Data extracts
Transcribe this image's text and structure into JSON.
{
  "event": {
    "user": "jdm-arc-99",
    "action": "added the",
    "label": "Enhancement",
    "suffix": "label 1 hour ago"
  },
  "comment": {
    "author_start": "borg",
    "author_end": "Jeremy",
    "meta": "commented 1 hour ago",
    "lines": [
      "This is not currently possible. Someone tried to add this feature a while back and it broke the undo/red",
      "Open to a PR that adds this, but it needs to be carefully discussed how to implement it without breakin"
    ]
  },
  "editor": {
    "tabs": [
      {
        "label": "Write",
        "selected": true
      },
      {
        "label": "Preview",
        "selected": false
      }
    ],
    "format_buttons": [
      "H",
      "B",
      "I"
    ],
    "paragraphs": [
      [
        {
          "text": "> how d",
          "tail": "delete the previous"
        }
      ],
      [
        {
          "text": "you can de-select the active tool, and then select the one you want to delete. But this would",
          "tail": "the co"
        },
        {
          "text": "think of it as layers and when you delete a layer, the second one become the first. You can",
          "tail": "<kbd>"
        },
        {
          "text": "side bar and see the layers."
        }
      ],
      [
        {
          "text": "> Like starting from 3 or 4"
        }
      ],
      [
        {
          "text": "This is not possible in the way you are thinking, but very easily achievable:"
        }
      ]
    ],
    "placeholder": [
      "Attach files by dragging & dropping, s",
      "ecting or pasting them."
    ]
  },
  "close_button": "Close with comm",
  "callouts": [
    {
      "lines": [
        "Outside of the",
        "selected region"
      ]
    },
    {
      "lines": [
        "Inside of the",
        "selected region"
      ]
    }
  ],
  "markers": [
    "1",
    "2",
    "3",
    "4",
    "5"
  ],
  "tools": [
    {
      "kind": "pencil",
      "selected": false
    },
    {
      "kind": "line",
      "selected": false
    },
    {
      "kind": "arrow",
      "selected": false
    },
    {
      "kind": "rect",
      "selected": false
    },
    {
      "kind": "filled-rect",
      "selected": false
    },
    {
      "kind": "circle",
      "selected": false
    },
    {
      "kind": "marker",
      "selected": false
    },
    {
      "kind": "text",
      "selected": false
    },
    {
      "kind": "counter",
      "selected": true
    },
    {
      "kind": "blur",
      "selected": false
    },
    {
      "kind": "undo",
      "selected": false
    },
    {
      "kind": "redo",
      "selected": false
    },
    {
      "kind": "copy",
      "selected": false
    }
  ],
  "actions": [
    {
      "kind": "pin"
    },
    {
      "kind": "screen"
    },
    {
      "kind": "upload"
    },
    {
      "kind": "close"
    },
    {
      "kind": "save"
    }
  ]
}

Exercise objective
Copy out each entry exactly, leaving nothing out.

Response area
Transcribe this image's text and structure into JSON.
{
  "event": {
    "user": "jdm-arc-99",
    "action": "added the",
    "label": "Enhancement",
    "suffix": "label 1 hour ago"
  },
  "comment": {
    "author_start": "borg",
    "author_end": "Jeremy",
    "meta": "commented 1 hour ago",
    "lines": [
      "This is not currently possible. Someone tried to add this feature a while back and it broke the undo/red",
      "Open to a PR that adds this, but it needs to be carefully discussed how to implement it without breakin"
    ]
  },
  "editor": {
    "tabs": [
      {
        "label": "Write",
        "selected": true
      },
      {
        "label": "Preview",
        "selected": false
      }
    ],
    "format_buttons": [
      "H",
      "B",
      "I"
    ],
    "paragraphs": [
      [
        {
          "text": "> how d",
          "tail": "delete the previous"
        }
      ],
      [
        {
          "text": "you can de-select the active tool, and then select the one you want to delete. But this would",
          "tail": "the co"
        },
        {
          "text": "think of it as layers and when you delete a layer, the second one become the first. You can",
          "tail": "<kbd>"
        },
        {
          "text": "side bar and see the layers."
        }
      ],
      [
        {
          "text": "> Like starting from 3 or 4"
        }
      ],
      [
        {
          "text": "This is not possible in the way you are thinking, but very easily achievable:"
        }
      ]
    ],
    "placeholder": [
      "Attach files by dragging & dropping, s",
      "ecting or pasting them."
    ]
  },
  "close_button": "Close with comm",
  "callouts": [
    {
      "lines": [
        "Outside of the",
        "selected region"
      ]
    },
    {
      "lines": [
        "Inside of the",
        "selected region"
      ]
    }
  ],
  "markers": [
    "1",
    "2",
    "3",
    "4",
    "5"
  ],
  "tools": [
    {
      "kind": "pencil",
      "selected": false
    },
    {
      "kind": "line",
      "selected": false
    },
    {
      "kind": "arrow",
      "selected": false
    },
    {
      "kind": "rect",
      "selected": false
    },
    {
      "kind": "filled-rect",
      "selected": false
    },
    {
      "kind": "circle",
      "selected": false
    },
    {
      "kind": "marker",
      "selected": false
    },
    {
      "kind": "text",
      "selected": false
    },
    {
      "kind": "counter",
      "selected": true
    },
    {
      "kind": "blur",
      "selected": false
    },
    {
      "kind": "undo",
      "selected": false
    },
    {
      "kind": "redo",
      "selected": false
    },
    {
      "kind": "copy",
      "selected": false
    }
  ],
  "actions": [
    {
      "kind": "pin"
    },
    {
      "kind": "screen"
    },
    {
      "kind": "upload"
    },
    {
      "kind": "close"
    },
    {
      "kind": "save"
    }
  ]
}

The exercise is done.